Well, now we’ll talk about what I didn’t like. This book is much impactful and more explicit in content than I thought it would be, and maybe it was my mistake for misinterpreting the idea of the book, but having known the amount of inappropriate scenes that involve a minor with an adult man, maybe I wouldn’t chosen this book to read in the first place. I can’t talk about this “romance“ as such because if someone wants to read the book would be spoilers, but I can tell you that it’s about “romanticize” or “normalize” a situation that’s out of place, not only by the underage involved but by the fact that it’s a power abuse of a man who’s employing the other person, you know?. It’s very complicated and twisty in many ways. What worried me the most and bothered me about this situation, besides the sexual scenes, was the look that everyone else had on what was happening, they literally made jokes about it or said that it was something like “normal” because rockstars, and cause she’s so mature for her age and that shit. I was like “REALLY?!” I couldn’t control my temperament and in general guys, I am very open mind with romance, and age differences don’t scare me, but this was very uncomfortable for me and I didn’t manage to feel that this was the right thing at any time. Maybe it works for you, though, but definitely not for me.
The main characters of this book live in a house where there are continually parties since it’s a rock star family, so, for example, Pallas is involved in a excesses life from a very young age, she sees people get high all the time and I was in shock when just, in the beginning, there’s a scene when Xochi finds Pallas smoking, and she’s only 11 years old, maybe this is something cultural?, but I doubt it. Things like that, though, are thousands in the book, and this is why, among other things, I think the book shouldn’t be cataloged as YA, I think the book feels a lot like an Adult book that follows young characters, you know?
I didn’t feel particularly close to any of the characters, maybe because I was more focused on other things that were happening

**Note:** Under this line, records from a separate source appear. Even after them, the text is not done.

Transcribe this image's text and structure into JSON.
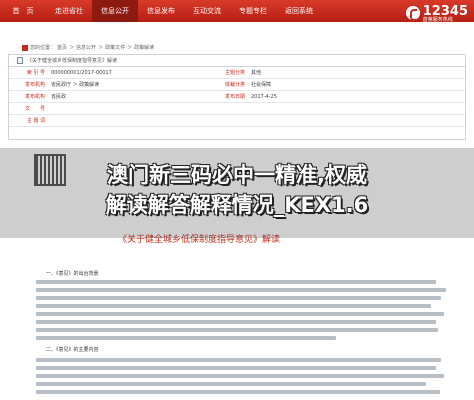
{
  "nav": {
    "items": [
      "首　页",
      "走进省社",
      "信息公开",
      "信息发布",
      "互动交流",
      "专题专栏",
      "返回系统"
    ],
    "active_index": 2
  },
  "hotline": {
    "small": "12345 政务服务热线",
    "number": "12345",
    "sub": "首席服务热线"
  },
  "breadcrumb": [
    "您的位置：",
    "首页",
    "＞",
    "信息公开",
    "＞",
    "政策文件",
    "＞",
    "政策解读"
  ],
  "infobox": {
    "header": "《关于健全城乡低保制度指导意见》解读",
    "rows": [
      {
        "l1": "索 引 号",
        "v1": "000000001/2017-00017",
        "l2": "主题分类",
        "v2": "其他"
      },
      {
        "l1": "发布机构",
        "v1": "省民政厅 ＞ 政策解读",
        "l2": "体裁分类",
        "v2": "社会保障"
      },
      {
        "l1": "发布机构",
        "v1": "省民政",
        "l2": "发布日期",
        "v2": "2017-4-25"
      },
      {
        "l1": "文　　号",
        "v1": "",
        "l2": "",
        "v2": ""
      },
      {
        "l1": "主 题 词",
        "v1": "",
        "l2": "",
        "v2": ""
      }
    ]
  },
  "document": {
    "title": "《关于健全城乡低保制度指导意见》解读",
    "section1": "一、《意见》的出台背景",
    "section2": "二、《意见》的主要内容"
  },
  "headline": {
    "line1": "澳门新三码必中一精准,权威",
    "line2": "解读解答解释情况_KEX1.6"
  },
  "colors": {
    "brand_red": "#c52a1c",
    "nav_active": "#8c1a10"
  }
}
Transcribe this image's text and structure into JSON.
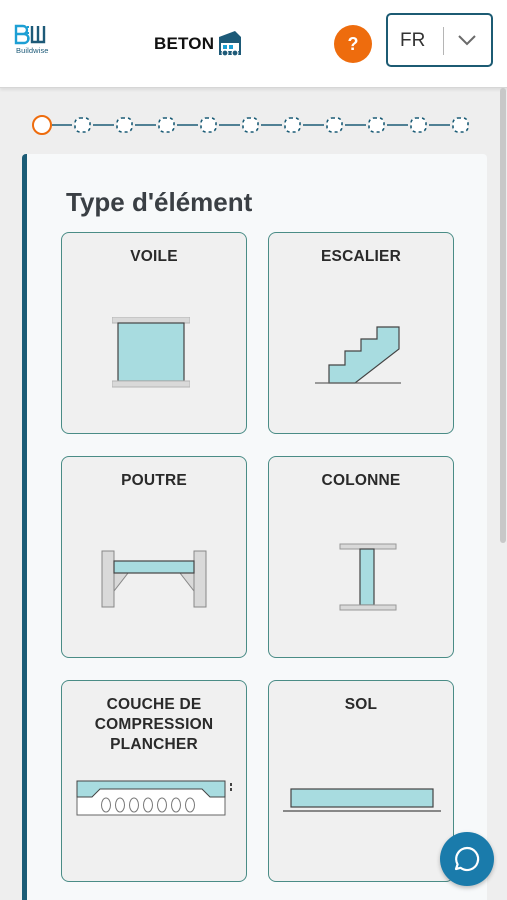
{
  "header": {
    "logo_text": "Buildwise",
    "app_name": "BETON",
    "help_label": "?",
    "language": {
      "selected": "FR"
    }
  },
  "progress": {
    "total_steps": 11,
    "current_step": 1
  },
  "main": {
    "title": "Type d'élément",
    "elements": [
      {
        "label": "VOILE",
        "icon": "wall-icon"
      },
      {
        "label": "ESCALIER",
        "icon": "staircase-icon"
      },
      {
        "label": "POUTRE",
        "icon": "beam-icon"
      },
      {
        "label": "COLONNE",
        "icon": "column-icon"
      },
      {
        "label": "COUCHE DE COMPRESSION PLANCHER",
        "icon": "floor-compression-layer-icon"
      },
      {
        "label": "SOL",
        "icon": "floor-slab-icon"
      }
    ]
  },
  "colors": {
    "accent_orange": "#ee6c0d",
    "brand_dark_teal": "#1b5c76",
    "tile_border": "#4a8c86",
    "concrete_fill": "#a8dce0",
    "chat_button": "#1a7bab"
  }
}
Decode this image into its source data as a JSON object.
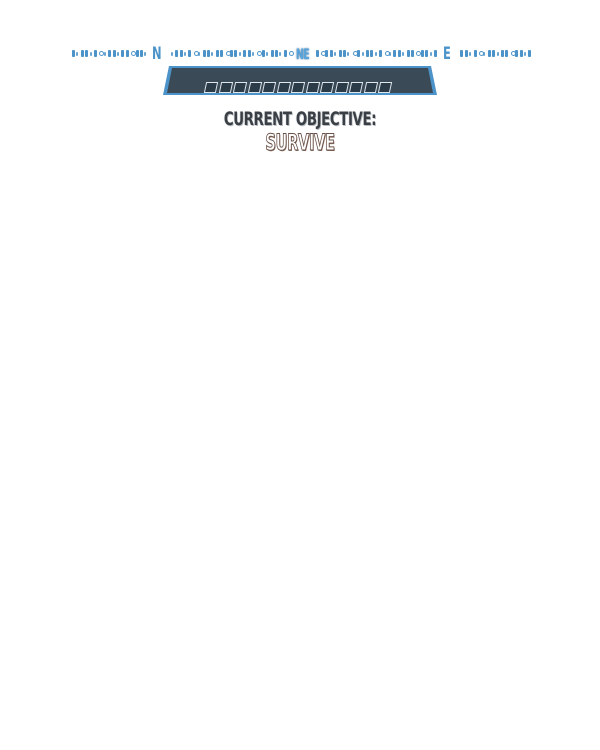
{
  "compass": {
    "north_label": "N",
    "northeast_label": "NE",
    "east_label": "E",
    "accent_color": "#4b93c9"
  },
  "status_bar": {
    "frame_color": "#4b93c9",
    "fill_color": "#3a4a57",
    "segment_count": 13,
    "segment_color": "#2c3b48"
  },
  "objective": {
    "heading": "CURRENT OBJECTIVE:",
    "value": "SURVIVE"
  }
}
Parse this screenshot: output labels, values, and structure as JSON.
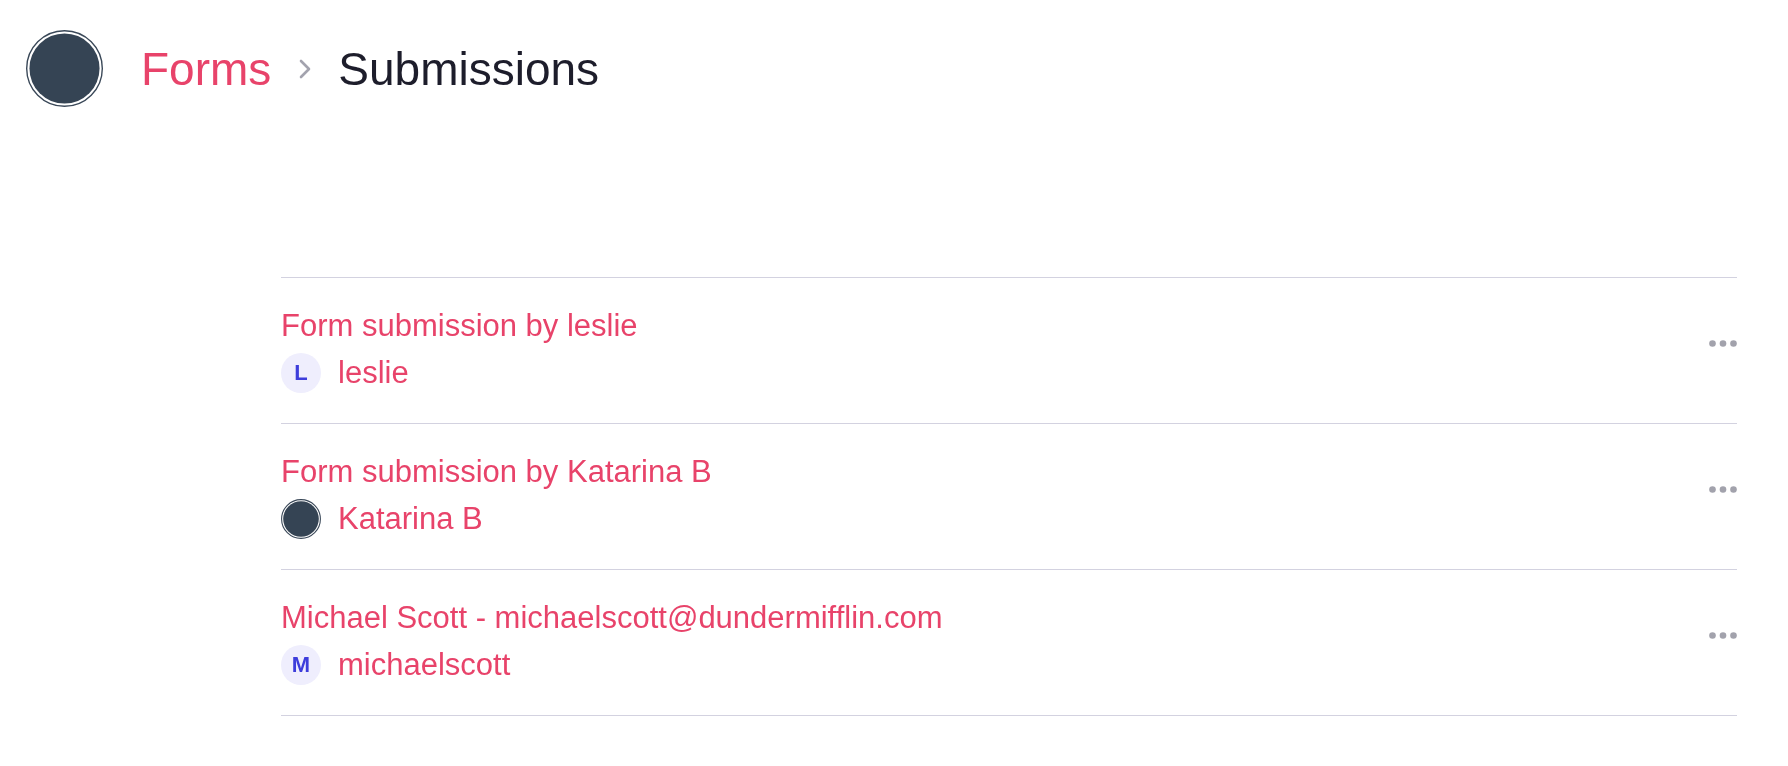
{
  "breadcrumb": [
    {
      "label": "Forms",
      "kind": "link"
    },
    {
      "label": "Submissions",
      "kind": "current"
    }
  ],
  "submissions": [
    {
      "title": "Form submission by leslie",
      "avatar": {
        "kind": "initial",
        "initial": "L"
      },
      "name": "leslie"
    },
    {
      "title": "Form submission by Katarina B",
      "avatar": {
        "kind": "image"
      },
      "name": "Katarina B"
    },
    {
      "title": "Michael Scott - michaelscott@dundermifflin.com",
      "avatar": {
        "kind": "initial",
        "initial": "M"
      },
      "name": "michaelscott"
    }
  ]
}
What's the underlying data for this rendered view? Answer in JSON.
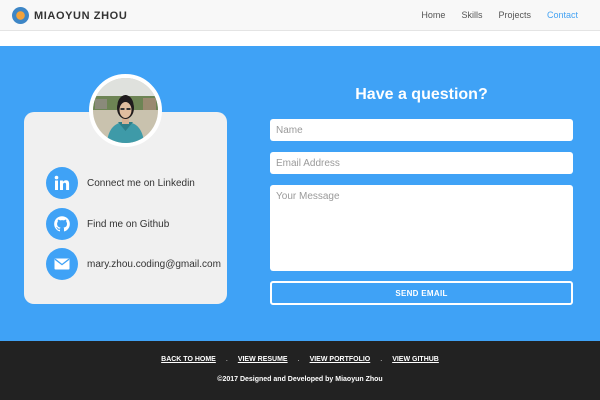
{
  "navbar": {
    "brand": "MIAOYUN ZHOU",
    "links": [
      {
        "label": "Home",
        "active": false
      },
      {
        "label": "Skills",
        "active": false
      },
      {
        "label": "Projects",
        "active": false
      },
      {
        "label": "Contact",
        "active": true
      }
    ]
  },
  "contact_card": {
    "avatar_icon": "profile-photo",
    "items": [
      {
        "icon": "linkedin-icon",
        "label": "Connect me on Linkedin"
      },
      {
        "icon": "github-icon",
        "label": "Find me on Github"
      },
      {
        "icon": "envelope-icon",
        "label": "mary.zhou.coding@gmail.com"
      }
    ]
  },
  "form": {
    "title": "Have a question?",
    "name_placeholder": "Name",
    "email_placeholder": "Email Address",
    "message_placeholder": "Your Message",
    "submit_label": "SEND EMAIL"
  },
  "footer": {
    "links": [
      "BACK TO HOME",
      "VIEW RESUME",
      "VIEW PORTFOLIO",
      "VIEW GITHUB"
    ],
    "separator": ".",
    "copyright": "©2017 Designed and Developed by Miaoyun Zhou"
  },
  "colors": {
    "accent": "#3fa2f6",
    "active_nav": "#45a3f3",
    "footer_bg": "#222222",
    "card_bg": "#f0f0f0"
  }
}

It’s very difficult to talk about a book that can be so solid in certain aspects, but so weak in others. This will be the kind of books that you love or hate, I feel there will not be many who share a middle term. It’s difficult for me to recommend it, in fact, I prefer not to do it, but if you feel curious and want to read it remember the trigger warnings, and also that it’s a book for those who maybe like YA, but they want to try something more daring and dark, or for those who enjoy Adult genre and Magical-Realism/Coming of Age stories. Not my cup of tea, but maybe it’s yours